==== Input data ====

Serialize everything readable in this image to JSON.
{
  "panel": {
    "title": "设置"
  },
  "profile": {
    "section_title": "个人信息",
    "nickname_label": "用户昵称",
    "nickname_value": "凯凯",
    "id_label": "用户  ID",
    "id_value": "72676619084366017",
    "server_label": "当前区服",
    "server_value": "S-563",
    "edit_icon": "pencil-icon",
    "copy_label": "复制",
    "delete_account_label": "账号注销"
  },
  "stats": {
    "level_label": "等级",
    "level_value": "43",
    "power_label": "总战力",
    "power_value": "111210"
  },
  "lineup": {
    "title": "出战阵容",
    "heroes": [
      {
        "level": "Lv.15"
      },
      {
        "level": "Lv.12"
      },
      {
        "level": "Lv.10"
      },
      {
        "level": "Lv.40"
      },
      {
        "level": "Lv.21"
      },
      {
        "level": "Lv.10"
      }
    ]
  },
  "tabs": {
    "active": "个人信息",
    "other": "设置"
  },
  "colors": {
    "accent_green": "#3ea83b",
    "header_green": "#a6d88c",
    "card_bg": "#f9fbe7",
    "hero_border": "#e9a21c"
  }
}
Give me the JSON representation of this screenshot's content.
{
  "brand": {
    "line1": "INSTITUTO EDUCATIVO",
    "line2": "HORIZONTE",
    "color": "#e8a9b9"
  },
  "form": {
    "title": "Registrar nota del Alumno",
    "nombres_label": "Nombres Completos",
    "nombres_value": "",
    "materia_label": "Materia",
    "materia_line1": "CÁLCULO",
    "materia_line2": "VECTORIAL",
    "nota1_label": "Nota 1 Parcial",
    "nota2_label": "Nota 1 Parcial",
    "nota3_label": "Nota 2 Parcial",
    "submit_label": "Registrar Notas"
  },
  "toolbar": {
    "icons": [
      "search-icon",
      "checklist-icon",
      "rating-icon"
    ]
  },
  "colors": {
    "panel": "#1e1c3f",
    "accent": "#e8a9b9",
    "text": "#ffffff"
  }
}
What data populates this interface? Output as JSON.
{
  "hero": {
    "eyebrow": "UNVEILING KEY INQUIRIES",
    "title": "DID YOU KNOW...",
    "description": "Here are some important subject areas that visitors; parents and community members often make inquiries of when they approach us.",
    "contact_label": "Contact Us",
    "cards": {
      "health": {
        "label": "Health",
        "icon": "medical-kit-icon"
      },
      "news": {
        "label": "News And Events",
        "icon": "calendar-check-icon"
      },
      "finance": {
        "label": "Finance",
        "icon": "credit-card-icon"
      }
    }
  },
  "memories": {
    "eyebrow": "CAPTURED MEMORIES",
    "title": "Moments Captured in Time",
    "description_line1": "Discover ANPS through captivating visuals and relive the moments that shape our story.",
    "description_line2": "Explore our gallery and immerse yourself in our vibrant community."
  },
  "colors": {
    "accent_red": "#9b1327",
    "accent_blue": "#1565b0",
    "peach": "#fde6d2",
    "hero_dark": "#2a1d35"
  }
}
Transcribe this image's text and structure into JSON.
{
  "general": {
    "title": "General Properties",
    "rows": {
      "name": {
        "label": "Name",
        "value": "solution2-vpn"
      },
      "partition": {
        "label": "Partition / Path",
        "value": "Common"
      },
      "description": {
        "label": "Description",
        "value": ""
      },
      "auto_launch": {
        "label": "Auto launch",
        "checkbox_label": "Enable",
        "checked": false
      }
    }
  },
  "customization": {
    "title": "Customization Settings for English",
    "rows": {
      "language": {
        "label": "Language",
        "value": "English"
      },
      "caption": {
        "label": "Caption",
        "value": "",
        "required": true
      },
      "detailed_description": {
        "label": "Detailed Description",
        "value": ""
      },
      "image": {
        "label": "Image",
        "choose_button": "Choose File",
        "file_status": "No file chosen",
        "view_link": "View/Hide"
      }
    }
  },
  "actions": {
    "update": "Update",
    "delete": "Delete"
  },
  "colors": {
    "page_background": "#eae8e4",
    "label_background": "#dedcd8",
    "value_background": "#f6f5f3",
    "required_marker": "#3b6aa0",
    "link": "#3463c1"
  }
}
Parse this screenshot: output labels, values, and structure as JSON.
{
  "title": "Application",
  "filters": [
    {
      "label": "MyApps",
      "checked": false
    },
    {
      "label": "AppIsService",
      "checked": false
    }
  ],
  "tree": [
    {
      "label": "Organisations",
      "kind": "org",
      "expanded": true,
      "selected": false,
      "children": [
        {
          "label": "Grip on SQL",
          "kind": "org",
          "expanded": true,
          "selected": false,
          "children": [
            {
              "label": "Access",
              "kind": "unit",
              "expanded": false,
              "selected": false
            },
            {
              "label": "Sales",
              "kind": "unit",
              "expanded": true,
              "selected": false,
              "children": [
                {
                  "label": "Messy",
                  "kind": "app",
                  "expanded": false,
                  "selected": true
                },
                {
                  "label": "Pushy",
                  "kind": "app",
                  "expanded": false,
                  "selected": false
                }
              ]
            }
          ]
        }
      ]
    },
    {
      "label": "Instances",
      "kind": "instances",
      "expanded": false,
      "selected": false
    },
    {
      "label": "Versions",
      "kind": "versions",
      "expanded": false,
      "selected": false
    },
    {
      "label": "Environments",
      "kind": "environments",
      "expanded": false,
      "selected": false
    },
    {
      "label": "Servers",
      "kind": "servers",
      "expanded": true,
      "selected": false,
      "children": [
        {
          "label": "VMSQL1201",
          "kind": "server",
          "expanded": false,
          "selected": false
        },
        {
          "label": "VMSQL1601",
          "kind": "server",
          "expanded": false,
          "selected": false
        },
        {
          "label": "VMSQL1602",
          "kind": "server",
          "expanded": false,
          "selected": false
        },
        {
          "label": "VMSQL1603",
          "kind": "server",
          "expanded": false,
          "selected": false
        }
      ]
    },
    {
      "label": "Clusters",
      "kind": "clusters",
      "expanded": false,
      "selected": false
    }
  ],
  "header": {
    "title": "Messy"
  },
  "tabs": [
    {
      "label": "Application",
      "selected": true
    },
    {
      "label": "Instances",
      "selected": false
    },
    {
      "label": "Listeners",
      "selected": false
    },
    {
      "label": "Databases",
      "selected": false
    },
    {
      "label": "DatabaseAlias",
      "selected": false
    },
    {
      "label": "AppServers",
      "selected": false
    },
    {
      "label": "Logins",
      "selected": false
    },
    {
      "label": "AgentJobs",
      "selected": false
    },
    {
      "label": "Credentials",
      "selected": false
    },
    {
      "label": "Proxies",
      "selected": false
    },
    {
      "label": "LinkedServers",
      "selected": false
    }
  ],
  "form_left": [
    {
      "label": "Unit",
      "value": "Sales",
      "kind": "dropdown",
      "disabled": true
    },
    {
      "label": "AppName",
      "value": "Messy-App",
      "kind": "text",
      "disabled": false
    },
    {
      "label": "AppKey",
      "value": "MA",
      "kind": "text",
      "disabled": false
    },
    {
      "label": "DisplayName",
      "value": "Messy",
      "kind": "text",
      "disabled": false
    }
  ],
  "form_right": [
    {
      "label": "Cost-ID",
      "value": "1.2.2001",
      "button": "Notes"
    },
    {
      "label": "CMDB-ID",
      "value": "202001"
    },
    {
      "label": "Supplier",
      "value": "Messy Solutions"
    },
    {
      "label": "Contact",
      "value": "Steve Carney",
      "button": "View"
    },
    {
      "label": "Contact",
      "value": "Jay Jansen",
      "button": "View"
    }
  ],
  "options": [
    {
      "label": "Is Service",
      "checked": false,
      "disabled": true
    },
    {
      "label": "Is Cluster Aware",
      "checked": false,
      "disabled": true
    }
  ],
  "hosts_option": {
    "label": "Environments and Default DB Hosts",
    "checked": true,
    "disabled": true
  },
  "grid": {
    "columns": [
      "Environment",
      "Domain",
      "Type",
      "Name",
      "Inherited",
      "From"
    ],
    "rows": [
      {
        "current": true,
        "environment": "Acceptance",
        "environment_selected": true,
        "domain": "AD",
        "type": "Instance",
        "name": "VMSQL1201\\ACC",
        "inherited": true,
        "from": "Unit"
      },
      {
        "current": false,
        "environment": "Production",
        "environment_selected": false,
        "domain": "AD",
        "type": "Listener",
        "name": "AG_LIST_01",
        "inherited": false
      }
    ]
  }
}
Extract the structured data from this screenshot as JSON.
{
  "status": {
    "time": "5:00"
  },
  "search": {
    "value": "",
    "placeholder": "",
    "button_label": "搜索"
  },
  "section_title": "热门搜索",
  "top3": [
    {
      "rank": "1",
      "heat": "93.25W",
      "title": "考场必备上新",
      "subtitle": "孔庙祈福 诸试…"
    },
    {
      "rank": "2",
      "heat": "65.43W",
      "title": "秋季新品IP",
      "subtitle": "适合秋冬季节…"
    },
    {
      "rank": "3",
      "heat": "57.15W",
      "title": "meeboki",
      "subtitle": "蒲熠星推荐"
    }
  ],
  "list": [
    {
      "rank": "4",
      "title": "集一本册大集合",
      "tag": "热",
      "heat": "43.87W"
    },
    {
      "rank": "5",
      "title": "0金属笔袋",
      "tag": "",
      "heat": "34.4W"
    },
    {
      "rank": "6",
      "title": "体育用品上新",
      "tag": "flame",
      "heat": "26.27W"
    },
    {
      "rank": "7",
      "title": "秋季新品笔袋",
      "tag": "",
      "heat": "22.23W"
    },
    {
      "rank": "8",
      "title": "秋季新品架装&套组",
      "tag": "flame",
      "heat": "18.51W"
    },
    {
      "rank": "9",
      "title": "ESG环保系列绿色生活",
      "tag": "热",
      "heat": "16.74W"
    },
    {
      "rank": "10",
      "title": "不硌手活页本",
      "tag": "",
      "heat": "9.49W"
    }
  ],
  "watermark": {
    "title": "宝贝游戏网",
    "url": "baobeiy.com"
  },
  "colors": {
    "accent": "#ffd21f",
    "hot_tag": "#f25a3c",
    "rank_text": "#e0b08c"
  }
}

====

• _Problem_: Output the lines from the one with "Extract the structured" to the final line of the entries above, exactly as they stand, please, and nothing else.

• _Result of this exercise_:
Extract the structured data from this screenshot as JSON.
{
  "status": {
    "time": "5:00"
  },
  "search": {
    "value": "",
    "placeholder": "",
    "button_label": "搜索"
  },
  "section_title": "热门搜索",
  "top3": [
    {
      "rank": "1",
      "heat": "93.25W",
      "title": "考场必备上新",
      "subtitle": "孔庙祈福 诸试…"
    },
    {
      "rank": "2",
      "heat": "65.43W",
      "title": "秋季新品IP",
      "subtitle": "适合秋冬季节…"
    },
    {
      "rank": "3",
      "heat": "57.15W",
      "title": "meeboki",
      "subtitle": "蒲熠星推荐"
    }
  ],
  "list": [
    {
      "rank": "4",
      "title": "集一本册大集合",
      "tag": "热",
      "heat": "43.87W"
    },
    {
      "rank": "5",
      "title": "0金属笔袋",
      "tag": "",
      "heat": "34.4W"
    },
    {
      "rank": "6",
      "title": "体育用品上新",
      "tag": "flame",
      "heat": "26.27W"
    },
    {
      "rank": "7",
      "title": "秋季新品笔袋",
      "tag": "",
      "heat": "22.23W"
    },
    {
      "rank": "8",
      "title": "秋季新品架装&套组",
      "tag": "flame",
      "heat": "18.51W"
    },
    {
      "rank": "9",
      "title": "ESG环保系列绿色生活",
      "tag": "热",
      "heat": "16.74W"
    },
    {
      "rank": "10",
      "title": "不硌手活页本",
      "tag": "",
      "heat": "9.49W"
    }
  ],
  "watermark": {
    "title": "宝贝游戏网",
    "url": "baobeiy.com"
  },
  "colors": {
    "accent": "#ffd21f",
    "hot_tag": "#f25a3c",
    "rank_text": "#e0b08c"
  }
}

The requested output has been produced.